On the importance of designing public contracts well

Very interesting piece on Wired about how Barcelona is dealing with smart city surveillance, even if I do not buy the whole political worldview.* On the procurement side, this bit at the start caught my eye:

“Now we have a big contract with Vodafone, and every month Vodafone has to give machine readable data to city hall. Before, that didn’t happen. They just took all the data and used it for their own benefit”

I will take this at face value, but even so it shows the importance of understanding where value (and risk) lies. By giving Vodafone free reign on using the data generated in that contract the City Council was effectively paying them twice for the same service: first, in cash. Then, in data Vodafone could use as well for its own purposes. That the current City Council understands that the value generated by its contract is valuable (and also a key reason why incumbents usually have a built in advantage IMHO) is a welcome development.

In general I am in favour of more, not less transparency even though it is not exactly risk free in some markets due to the collusion opportunity it offers. But my experience in public procurement tells me that more detailed data provided to tenderers helps them reduce uncertainty and provide more detailed bids based on that data (it just so happens it might as well help collusion).

There is another important point to think about here as well and that is the potential State aid implications. If usage data has value for the incumbent and it is already being paid to deliver the contract then it is arguable the intrinsic data value goes beyond the market rate and that might constitute a case of implicit (?) State Aid. 

The fact the data is controlled by the City Council and (hopefully) made available to tenderers in the following tender allows to level the ground between the incumbents and challengers, negates part of their inbuilt advantage and the value the data has for the first.

*The idea behind Barcelona as a smart city predates 2015 and the current preoccupation with data ownership as well. 

Links I Liked [Public Procurement]

1. Israel's Competition Authority finds a cartel operating in Auschwitz tour operators. It seems that the government tendered a contract to take Israeli kids on tours to Auschwitz to 5-6 companies. I assume Israel set up something akin to a framework agreement as each individual school was supposed to negotiate with the companies. Nothing like a stable market with few economic operators to "help" competition.

2. Speaking of competition, the Competition and Markets Authority and the Crown Commercial Service launch a e-learning programme to help spotting bid rigging. It is free as far as I can tell, but you need to register. It would have been better to just put it out in the open in my view.

3. All you wanted to know about Korean e-procurement, courtesy of the OECD. Good report.

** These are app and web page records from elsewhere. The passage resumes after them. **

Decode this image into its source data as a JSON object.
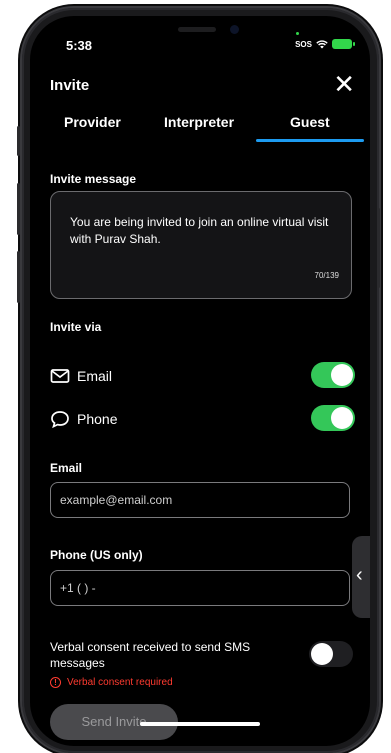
{
  "status_bar": {
    "time": "5:38",
    "sos": "SOS"
  },
  "header": {
    "title": "Invite",
    "close_icon": "close-icon"
  },
  "tabs": [
    {
      "label": "Provider",
      "active": false
    },
    {
      "label": "Interpreter",
      "active": false
    },
    {
      "label": "Guest",
      "active": true
    }
  ],
  "invite_message": {
    "label": "Invite message",
    "text": "You are being invited to join an online virtual visit with Purav Shah.",
    "counter": "70/139"
  },
  "invite_via": {
    "label": "Invite via",
    "options": [
      {
        "label": "Email",
        "icon": "envelope-icon",
        "enabled": true
      },
      {
        "label": "Phone",
        "icon": "chat-bubble-icon",
        "enabled": true
      }
    ]
  },
  "email": {
    "label": "Email",
    "placeholder": "example@email.com"
  },
  "phone": {
    "label": "Phone (US only)",
    "placeholder": "+1 (  )  -"
  },
  "consent": {
    "label": "Verbal consent received to send SMS messages",
    "enabled": false,
    "error": "Verbal consent required"
  },
  "send_button": {
    "label": "Send Invite"
  },
  "colors": {
    "accent": "#1d9bf0",
    "toggle_on": "#34c759",
    "error": "#ff3b30"
  }
}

4. Indian government lowers bar for startups in public procurement. In general, I am in favour of transaction cost reducing measures, but this is the wrong way to go about it. By giving a preferential treatment to startups what will happen is that the market will adapt and all tenderers will become "startups" in the future (although I am assuming it is easy to set up companies in India...).

5. Sascha Haselmayer pushes for more innovation in cities. I agree with him and under the right conditions the innovation partnership could help here in Europe. But not as the Azores regional government transposed it!

Links I Liked [Public Procurement]

1. Italian MOD moves from Microsoft Office to LibreOffice. Very interesting move, particularly taking into account we are talking about a Ministry of Defense. After a few (maybe one) success story with Munich, LibreOffice has not really been able to get a foothold in the public sector.

2. Banks love the blockchain. Maybe I should get cracking with a research project looking into how we can use the blockchain in public procurement. Any takers?

3. Could the public sector keep its services but save millions by using smaller consultancies? Speculative, but good point made by the authors about what 18F in the US has done with CALC. The more price transparency exists in public procurement, the more difficult it will be for companies to profit from arbitrage.

4. Sally Collier goes on the record that she wants Government to move away from frameworks. I think these are excellent news. Let's hope the CCS delivers on this.

5. Denmark and Smart Cities. As always, I am sucker for these stories...